It’s time to close the book on the saga of the Alexander Report – what has to be one of the saddest episodes in the history of Maine politics.

When Gov. LePage hand-wrote “Go for it!” on the no-bid contract proposal to pay conservative activist Gary Alexander almost $1 million to write a report assessing Maine’s health care and public assistance programs, he set in motion a tale of rank ideological cronyism, intentionally skewed numbers and blatant plagiarism.

The governor and his staff would later try to distance themselves from the report, and, after it was shown that large sections had been lifted verbatim and uncredited from other sources, LePage even agreed to cancel part of the contract.

He still allowed Alexander and his fellow con artists to walk away with almost half a million dollars, however, arguing that while the report “was poor quality as far as the writing, the punctuation and what we call an academic document,” he had “yet to find anything in the document that’s untrue.”

Even after almost everyone agreed that the report was a sham, LePage still cited its results while vetoing bills to accept federal health care funds, and he still used Alexander’s figures in debates during his re-election campaign to defend his denial of care.

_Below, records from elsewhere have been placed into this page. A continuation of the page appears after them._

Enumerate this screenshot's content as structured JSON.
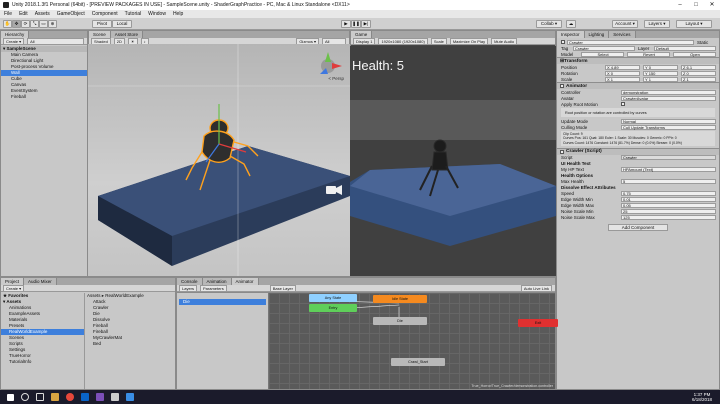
{
  "window": {
    "title": "Unity 2018.1.3f1 Personal (64bit) - [PREVIEW PACKAGES IN USE] - SampleScene.unity - ShaderGraphPractice - PC, Mac & Linux Standalone <DX11>",
    "controls": [
      "–",
      "□",
      "✕"
    ]
  },
  "menu": [
    "File",
    "Edit",
    "Assets",
    "GameObject",
    "Component",
    "Tutorial",
    "Window",
    "Help"
  ],
  "toolbar": {
    "pivot": "Pivot",
    "local": "Local",
    "collab": "Collab ▾",
    "account": "Account ▾",
    "layers": "Layers ▾",
    "layout": "Layout ▾",
    "colors": {
      "play_bg": "#e4e4e4"
    }
  },
  "hierarchy": {
    "tab": "Hierarchy",
    "create": "Create ▾",
    "search": "All",
    "scene": "SampleScene",
    "items": [
      "Main Camera",
      "Directional Light",
      "Post-process Volume",
      "Wall",
      "Cube",
      "Canvas",
      "EventSystem",
      "Fireball"
    ],
    "selected_index": 3
  },
  "scene": {
    "tabs": [
      "Scene",
      "Asset Store"
    ],
    "shaded": "Shaded",
    "mode2d": "2D",
    "gizmos": "Gizmos ▾",
    "search": "All",
    "persp": "< Persp"
  },
  "game": {
    "tab": "Game",
    "display": "Display 1",
    "resolution": "1920x1080 (1920x1080)",
    "scale": "Scale",
    "maximize": "Maximize On Play",
    "mute": "Mute Audio",
    "stats": "Stats",
    "gizmos": "Gizmos",
    "health": "Health: 5"
  },
  "inspector": {
    "tabs": [
      "Inspector",
      "Lighting",
      "Services"
    ],
    "name": "Crawler",
    "static": "Static",
    "tag_label": "Tag",
    "tag": "Crawler",
    "layer_label": "Layer",
    "layer": "Default",
    "prefab_label": "Model",
    "prefab_select": "Select",
    "prefab_revert": "Revert",
    "prefab_open": "Open",
    "transform": {
      "title": "Transform",
      "rows": [
        {
          "k": "Position",
          "x": "X 4.89",
          "y": "Y 0",
          "z": "Z 6.1"
        },
        {
          "k": "Rotation",
          "x": "X 0",
          "y": "Y 150",
          "z": "Z 0"
        },
        {
          "k": "Scale",
          "x": "X 1",
          "y": "Y 1",
          "z": "Z 1"
        }
      ]
    },
    "animator": {
      "title": "Animator",
      "controller_k": "Controller",
      "controller": "demonstration",
      "avatar_k": "Avatar",
      "avatar": "CrawlerAvatar",
      "root_k": "Apply Root Motion",
      "note": "Root position or rotation are controlled by curves",
      "update_k": "Update Mode",
      "update": "Normal",
      "cull_k": "Culling Mode",
      "cull": "Cull Update Transforms",
      "info": [
        "Clip Count: 9",
        "Curves Pos: 161 Quat: 180 Euler: 1 Scale: 30 Muscles: 0 Generic: 0 PPtr: 0",
        "Curves Count: 1476 Constant: 1476 (81.7%) Dense: 0 (0.0%) Stream: 0 (0.0%)"
      ]
    },
    "crawler": {
      "title": "Crawler (Script)",
      "script_k": "Script",
      "script": "Crawler",
      "ui_text": "UI Health Text",
      "hp_k": "My HP Text",
      "hp": "HPAmount (Text)",
      "health_options": "Health Options",
      "max_k": "Max Health",
      "max": "5",
      "dissolve": "Dissolve Effect Attributes",
      "attrs": [
        {
          "k": "Speed",
          "v": "0.75"
        },
        {
          "k": "Edge Width Min",
          "v": "0.01"
        },
        {
          "k": "Edge Width Max",
          "v": "0.05"
        },
        {
          "k": "Noise Scale Min",
          "v": "25"
        },
        {
          "k": "Noise Scale Max",
          "v": "125"
        }
      ]
    },
    "add_component": "Add Component"
  },
  "project": {
    "tabs": [
      "Project",
      "Audio Mixer"
    ],
    "create": "Create ▾",
    "favorites": "Favorites",
    "assets": "Assets",
    "tree": [
      "Animations",
      "ExampleAssets",
      "Materials",
      "Presets",
      "RealWorldExample",
      "Scenes",
      "Scripts",
      "Settings",
      "TrueHorror",
      "TutorialInfo"
    ],
    "breadcrumb": "Assets ▸ RealWorldExample",
    "files": [
      "Attack",
      "Crawler",
      "Die",
      "Dissolve",
      "Fireball",
      "Fireball",
      "MyCrawlerMat",
      "Bed"
    ]
  },
  "animator_panel": {
    "tabs": [
      "Console",
      "Animation",
      "Animator"
    ],
    "subtabs": [
      "Layers",
      "Parameters"
    ],
    "layer": "Base Layer",
    "auto_live": "Auto Live Link",
    "param_name": "Die",
    "path": "True_Horror/True_Crawler/demonstration.controller",
    "nodes": [
      "Any State",
      "Idle State",
      "Entry",
      "Die",
      "Exit",
      "Crawl_Start"
    ]
  },
  "clock": {
    "time": "1:37 PM",
    "date": "6/18/2018"
  }
}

The whole story would almost be comical, if the report hadn’t been used by LePage to justify denying coverage to tens of thousands of Mainers, causing untold suffering and possibly even loss of life.

Now, more a year after the report was first submitted, we finally have a chance to compare Gary Alexander’s projections against actual outcomes, see if his numbers were accurate and determine if his report had any value at all.

WAS ALEXANDER RIGHT?

So was Alexander right about the future of Maine’s health care and public assistance programs?

No. He wasn’t even close.

We obviously don’t know what might have happened if Maine had accepted federal funding and expanded health care coverage. But we can look at Alexander’s projections for what would happen in a non-expansion scenario, compare them to budget numbers that state Health and Human Services Commissioner Mary Mayhew just presented to the Health and Human Services Committee and see how they stack up.

In short, every single major prediction that Alexander made has been proven wrong.

 The report claimed that federal matching funds would decline. In fact, they went up this year and are projected to go up again in 2016 and 2017. This would have made accepting federal funding an even better deal.

 The report claimed that MaineCare spending would increase by 5.5 percent annually. Wrong again. Spending actually went down about 1 percent last year and is expected to increase by only about 1 percent this year.

 The report claimed that enrollment in MaineCare would increase by 2.5 percent annually. Not even close. Because of a combination of LePage’s cuts to coverage and a slowly improving economy (both of which were well underway when the report was written), enrollment is actually down more than 17 percent since 2012.

In short, it’s now clear that in an attempt to manufacture a false price tag for health care expansion, Alexander used assumptions that were so far off base that his projections look utterly ridiculous even just one year later.

He obviously intentionally used the worst scenarios he could imagine and willfully ignored the financial benefits of expansion in order to justify denying health care coverage to 70,000 Mainers.

WHAT DOES IT MATTER NOW?

LePage vetoed MaineCare expansion five times despite knowing the economic and human costs. He then ran on his actions and won re-election. It’s not likely that he’ll suddenly change his mind now and allow health care expansion. So, in practical terms, the fact that Alexander’s report is complete garbage had little real effect on state policy. In fact, the contract for the report was so shoddily written that LePage probably couldn’t even get the money we paid to Alexander back if he wanted to.

It’s still important to point out that the report was a complete con job, however, if only because Alexander’s snake oil is still seeping its way into our state health care debate. For example, during her testimony last month, Commissioner Mayhew continued to cite the false claim from the report that expansion would have cost the state $800 million over 10 years, a figure based on Alexander’s ridiculous projections.

I don’t expect the LePage administration to apologize for commissioning this travesty of a report, but the least they could do now is stop repeating its lies.

Mike Tipping is a political junkie who works for the Maine People’s Alliance. He can be contacted at:

[email protected]

Twitter: @miketipping